■ **REQUIRED ACTION**
For this exercise, write out every entry exactly and leave the pictures out.

[Start of section]

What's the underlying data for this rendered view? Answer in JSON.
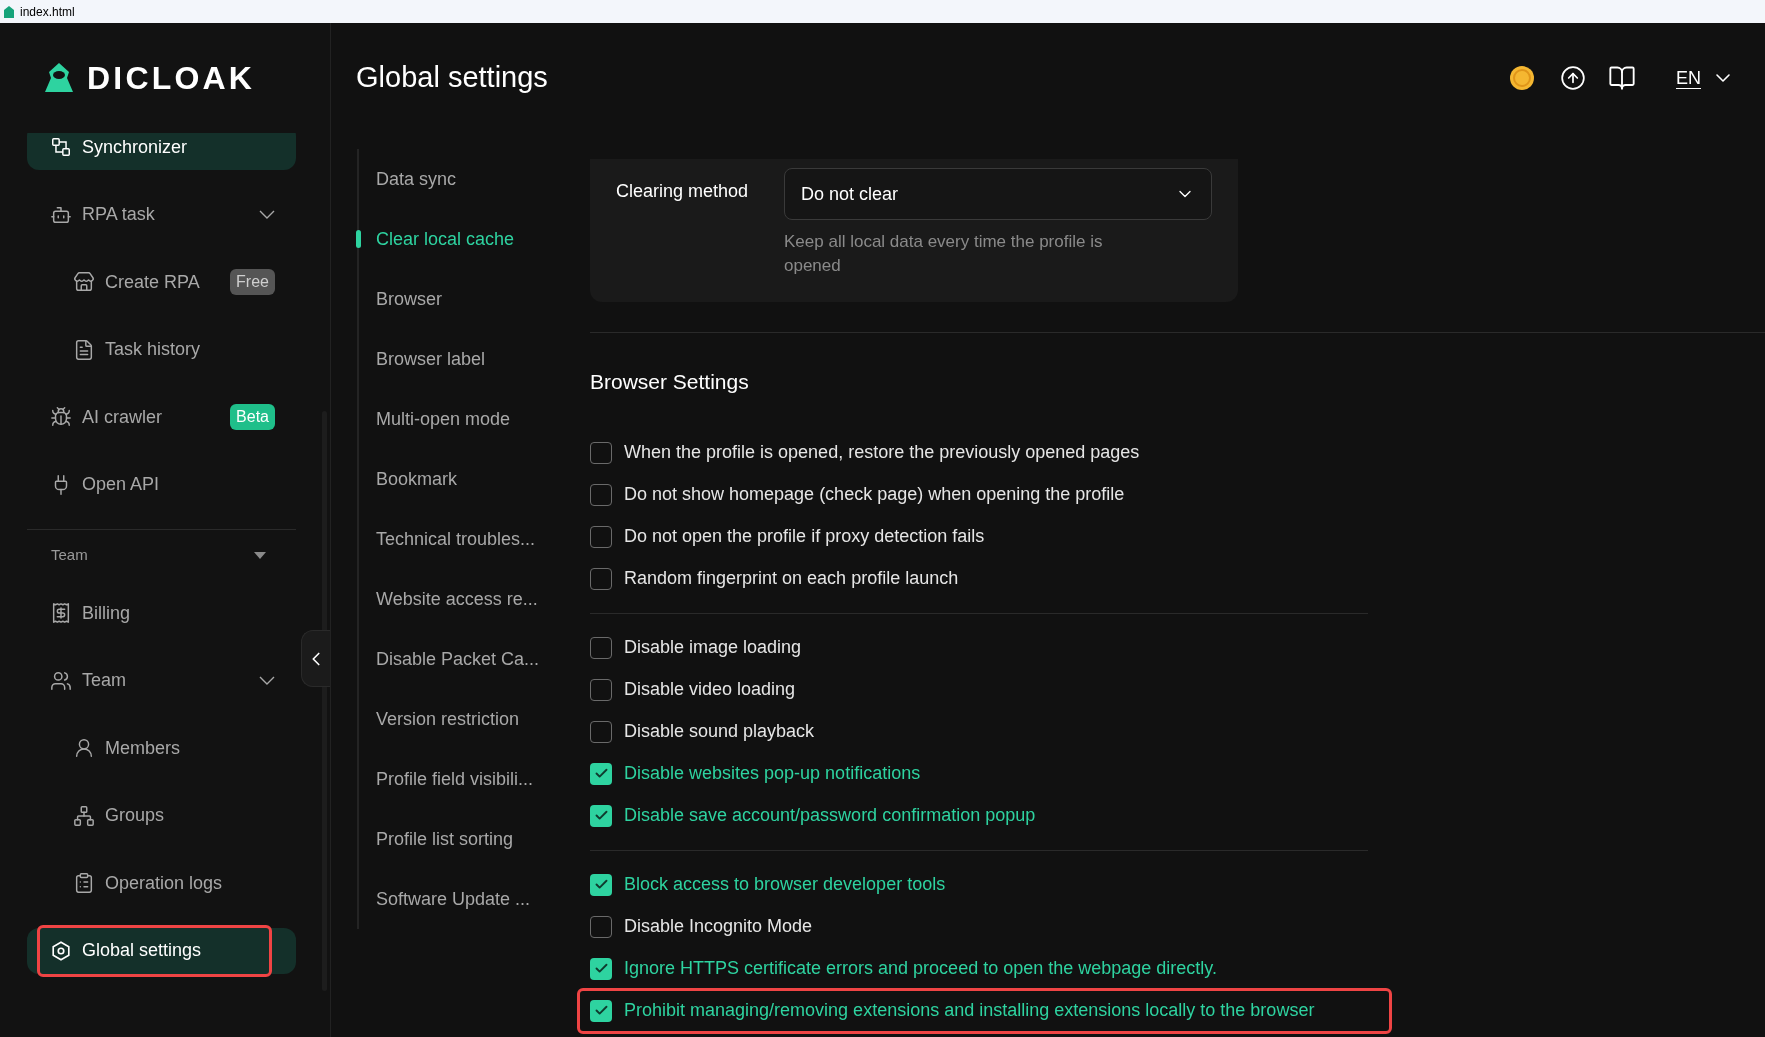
{
  "browser_tab": {
    "title": "index.html"
  },
  "sidebar": {
    "logo": "DICLOAK",
    "nav": [
      {
        "kind": "item",
        "label": "Synchronizer",
        "selected": true
      },
      {
        "kind": "item",
        "label": "RPA task",
        "selected": false,
        "expanded": true
      },
      {
        "kind": "sub",
        "label": "Create RPA",
        "selected": false,
        "badge": {
          "label": "Free",
          "kind": "muted"
        }
      },
      {
        "kind": "sub",
        "label": "Task history",
        "selected": false
      },
      {
        "kind": "item",
        "label": "AI crawler",
        "selected": false,
        "badge": {
          "label": "Beta",
          "kind": "accent"
        }
      },
      {
        "kind": "item",
        "label": "Open API",
        "selected": false
      },
      {
        "kind": "section",
        "label": "Team"
      },
      {
        "kind": "item",
        "label": "Billing",
        "selected": false
      },
      {
        "kind": "item",
        "label": "Team",
        "selected": false,
        "expanded": true
      },
      {
        "kind": "sub",
        "label": "Members",
        "selected": false
      },
      {
        "kind": "sub",
        "label": "Groups",
        "selected": false
      },
      {
        "kind": "sub",
        "label": "Operation logs",
        "selected": false
      },
      {
        "kind": "item",
        "label": "Global settings",
        "selected": true,
        "highlighted": true
      }
    ]
  },
  "header": {
    "title": "Global settings",
    "language": "EN"
  },
  "subnav": [
    {
      "label": "Data sync",
      "selected": false
    },
    {
      "label": "Clear local cache",
      "selected": true
    },
    {
      "label": "Browser",
      "selected": false
    },
    {
      "label": "Browser label",
      "selected": false
    },
    {
      "label": "Multi-open mode",
      "selected": false
    },
    {
      "label": "Bookmark",
      "selected": false
    },
    {
      "label": "Technical troubles...",
      "selected": false
    },
    {
      "label": "Website access re...",
      "selected": false
    },
    {
      "label": "Disable Packet Ca...",
      "selected": false
    },
    {
      "label": "Version restriction",
      "selected": false
    },
    {
      "label": "Profile field visibili...",
      "selected": false
    },
    {
      "label": "Profile list sorting",
      "selected": false
    },
    {
      "label": "Software Update ...",
      "selected": false
    }
  ],
  "clearing": {
    "label": "Clearing method",
    "value": "Do not clear",
    "hint": "Keep all local data every time the profile is opened"
  },
  "browser_settings": {
    "title": "Browser Settings",
    "groups": [
      [
        {
          "label": "When the profile is opened, restore the previously opened pages",
          "checked": false
        },
        {
          "label": "Do not show homepage (check page) when opening the profile",
          "checked": false
        },
        {
          "label": "Do not open the profile if proxy detection fails",
          "checked": false
        },
        {
          "label": "Random fingerprint on each profile launch",
          "checked": false
        }
      ],
      [
        {
          "label": "Disable image loading",
          "checked": false
        },
        {
          "label": "Disable video loading",
          "checked": false
        },
        {
          "label": "Disable sound playback",
          "checked": false
        },
        {
          "label": "Disable websites pop-up notifications",
          "checked": true
        },
        {
          "label": "Disable save account/password confirmation popup",
          "checked": true
        }
      ],
      [
        {
          "label": "Block access to browser developer tools",
          "checked": true
        },
        {
          "label": "Disable Incognito Mode",
          "checked": false
        },
        {
          "label": "Ignore HTTPS certificate errors and proceed to open the webpage directly.",
          "checked": true
        },
        {
          "label": "Prohibit managing/removing extensions and installing extensions locally to the browser",
          "checked": true,
          "highlighted": true
        }
      ]
    ]
  }
}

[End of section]

■ **TASK RESULT**
What's the underlying data for this rendered view? Answer in JSON.
{
  "browser_tab": {
    "title": "index.html"
  },
  "sidebar": {
    "logo": "DICLOAK",
    "nav": [
      {
        "kind": "item",
        "label": "Synchronizer",
        "selected": true
      },
      {
        "kind": "item",
        "label": "RPA task",
        "selected": false,
        "expanded": true
      },
      {
        "kind": "sub",
        "label": "Create RPA",
        "selected": false,
        "badge": {
          "label": "Free",
          "kind": "muted"
        }
      },
      {
        "kind": "sub",
        "label": "Task history",
        "selected": false
      },
      {
        "kind": "item",
        "label": "AI crawler",
        "selected": false,
        "badge": {
          "label": "Beta",
          "kind": "accent"
        }
      },
      {
        "kind": "item",
        "label": "Open API",
        "selected": false
      },
      {
        "kind": "section",
        "label": "Team"
      },
      {
        "kind": "item",
        "label": "Billing",
        "selected": false
      },
      {
        "kind": "item",
        "label": "Team",
        "selected": false,
        "expanded": true
      },
      {
        "kind": "sub",
        "label": "Members",
        "selected": false
      },
      {
        "kind": "sub",
        "label": "Groups",
        "selected": false
      },
      {
        "kind": "sub",
        "label": "Operation logs",
        "selected": false
      },
      {
        "kind": "item",
        "label": "Global settings",
        "selected": true,
        "highlighted": true
      }
    ]
  },
  "header": {
    "title": "Global settings",
    "language": "EN"
  },
  "subnav": [
    {
      "label": "Data sync",
      "selected": false
    },
    {
      "label": "Clear local cache",
      "selected": true
    },
    {
      "label": "Browser",
      "selected": false
    },
    {
      "label": "Browser label",
      "selected": false
    },
    {
      "label": "Multi-open mode",
      "selected": false
    },
    {
      "label": "Bookmark",
      "selected": false
    },
    {
      "label": "Technical troubles...",
      "selected": false
    },
    {
      "label": "Website access re...",
      "selected": false
    },
    {
      "label": "Disable Packet Ca...",
      "selected": false
    },
    {
      "label": "Version restriction",
      "selected": false
    },
    {
      "label": "Profile field visibili...",
      "selected": false
    },
    {
      "label": "Profile list sorting",
      "selected": false
    },
    {
      "label": "Software Update ...",
      "selected": false
    }
  ],
  "clearing": {
    "label": "Clearing method",
    "value": "Do not clear",
    "hint": "Keep all local data every time the profile is opened"
  },
  "browser_settings": {
    "title": "Browser Settings",
    "groups": [
      [
        {
          "label": "When the profile is opened, restore the previously opened pages",
          "checked": false
        },
        {
          "label": "Do not show homepage (check page) when opening the profile",
          "checked": false
        },
        {
          "label": "Do not open the profile if proxy detection fails",
          "checked": false
        },
        {
          "label": "Random fingerprint on each profile launch",
          "checked": false
        }
      ],
      [
        {
          "label": "Disable image loading",
          "checked": false
        },
        {
          "label": "Disable video loading",
          "checked": false
        },
        {
          "label": "Disable sound playback",
          "checked": false
        },
        {
          "label": "Disable websites pop-up notifications",
          "checked": true
        },
        {
          "label": "Disable save account/password confirmation popup",
          "checked": true
        }
      ],
      [
        {
          "label": "Block access to browser developer tools",
          "checked": true
        },
        {
          "label": "Disable Incognito Mode",
          "checked": false
        },
        {
          "label": "Ignore HTTPS certificate errors and proceed to open the webpage directly.",
          "checked": true
        },
        {
          "label": "Prohibit managing/removing extensions and installing extensions locally to the browser",
          "checked": true,
          "highlighted": true
        }
      ]
    ]
  }
}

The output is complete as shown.